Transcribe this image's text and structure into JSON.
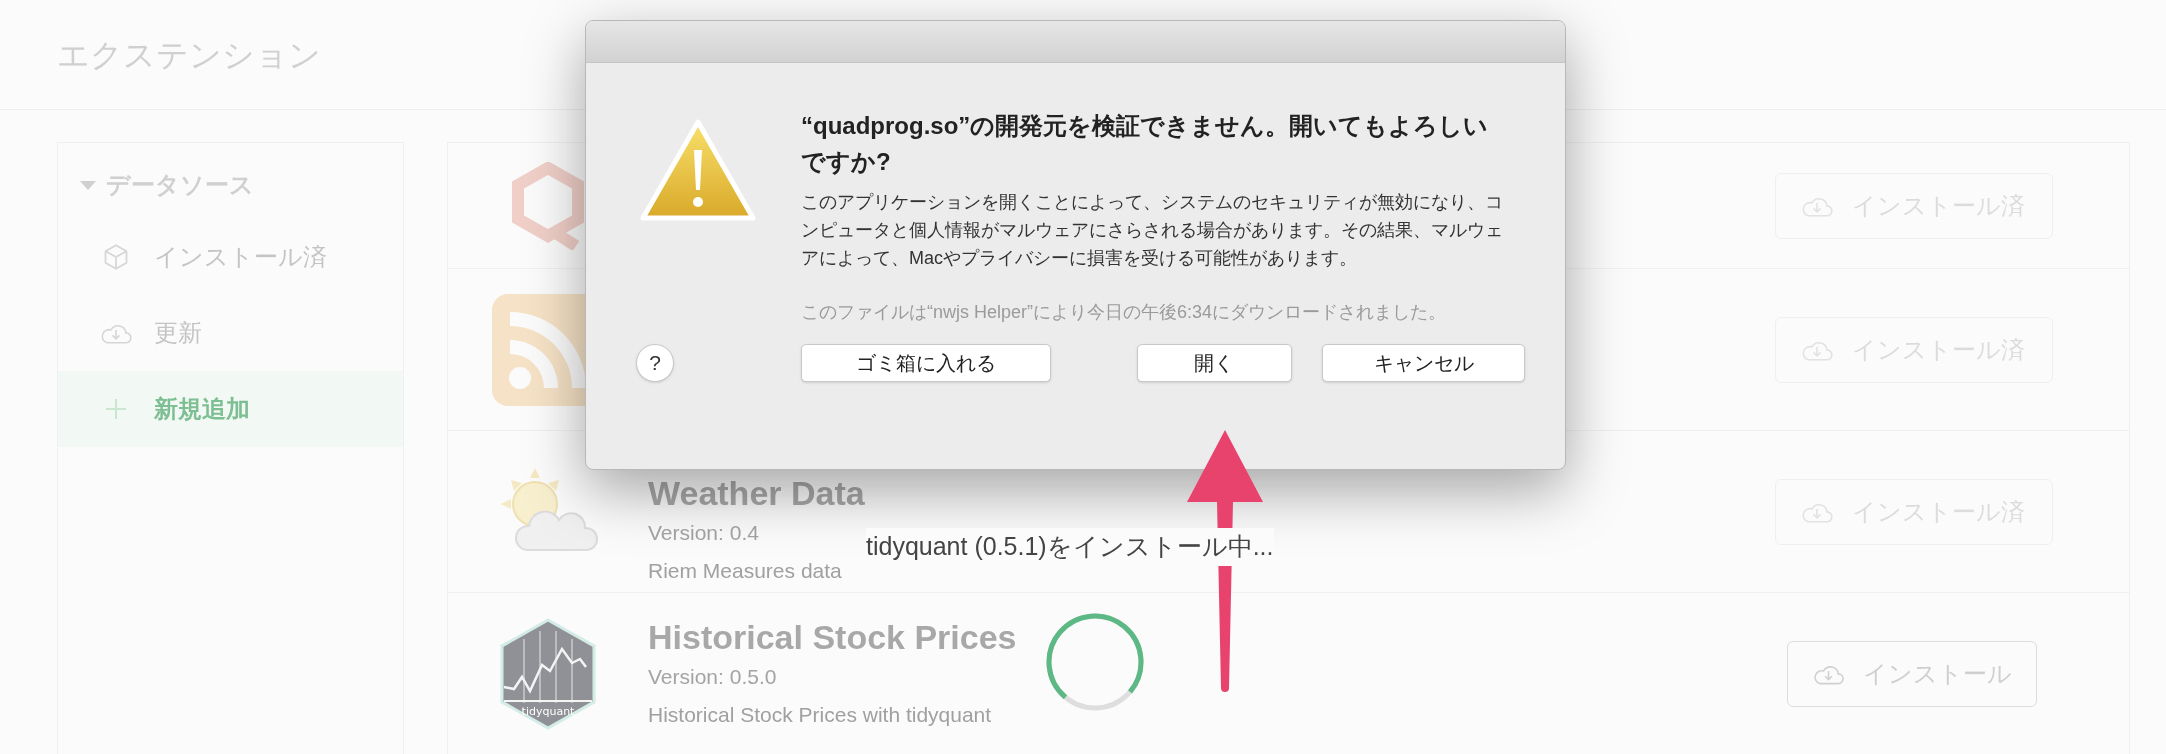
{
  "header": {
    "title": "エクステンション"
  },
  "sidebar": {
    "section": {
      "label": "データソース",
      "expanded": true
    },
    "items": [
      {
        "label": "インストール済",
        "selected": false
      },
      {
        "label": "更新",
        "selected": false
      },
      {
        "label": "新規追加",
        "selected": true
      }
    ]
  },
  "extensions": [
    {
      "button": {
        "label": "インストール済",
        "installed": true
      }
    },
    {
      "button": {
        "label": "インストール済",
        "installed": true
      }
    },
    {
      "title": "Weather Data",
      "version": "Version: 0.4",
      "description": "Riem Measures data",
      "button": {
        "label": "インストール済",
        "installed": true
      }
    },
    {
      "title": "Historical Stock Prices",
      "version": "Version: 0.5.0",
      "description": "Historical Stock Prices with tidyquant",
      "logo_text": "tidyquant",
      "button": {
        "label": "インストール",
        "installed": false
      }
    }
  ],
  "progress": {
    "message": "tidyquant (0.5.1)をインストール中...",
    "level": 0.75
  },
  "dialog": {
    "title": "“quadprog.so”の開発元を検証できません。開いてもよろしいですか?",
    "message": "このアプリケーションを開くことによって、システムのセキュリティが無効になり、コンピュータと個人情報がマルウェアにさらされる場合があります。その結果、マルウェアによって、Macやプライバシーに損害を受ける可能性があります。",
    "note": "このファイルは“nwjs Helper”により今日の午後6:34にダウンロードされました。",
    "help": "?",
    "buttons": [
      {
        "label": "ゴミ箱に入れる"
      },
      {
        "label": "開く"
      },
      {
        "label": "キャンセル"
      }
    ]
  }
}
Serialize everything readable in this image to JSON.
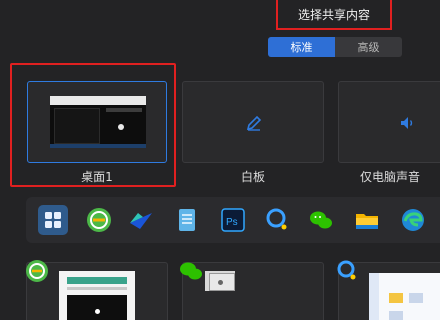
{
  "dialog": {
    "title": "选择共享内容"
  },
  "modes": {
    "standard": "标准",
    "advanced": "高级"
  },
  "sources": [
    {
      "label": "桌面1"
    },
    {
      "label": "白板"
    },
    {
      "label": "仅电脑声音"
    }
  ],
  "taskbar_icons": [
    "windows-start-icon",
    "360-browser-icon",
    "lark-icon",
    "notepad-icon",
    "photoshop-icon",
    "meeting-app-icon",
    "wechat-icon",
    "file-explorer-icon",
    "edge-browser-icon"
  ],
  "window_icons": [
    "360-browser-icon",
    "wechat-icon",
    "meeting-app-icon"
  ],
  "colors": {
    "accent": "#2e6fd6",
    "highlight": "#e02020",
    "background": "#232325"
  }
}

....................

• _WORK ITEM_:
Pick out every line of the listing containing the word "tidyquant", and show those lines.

• _PROBLEM SOLUTION_:
      "description": "Historical Stock Prices with tidyquant",
      "logo_text": "tidyquant",
    "message": "tidyquant (0.5.1)をインストール中...",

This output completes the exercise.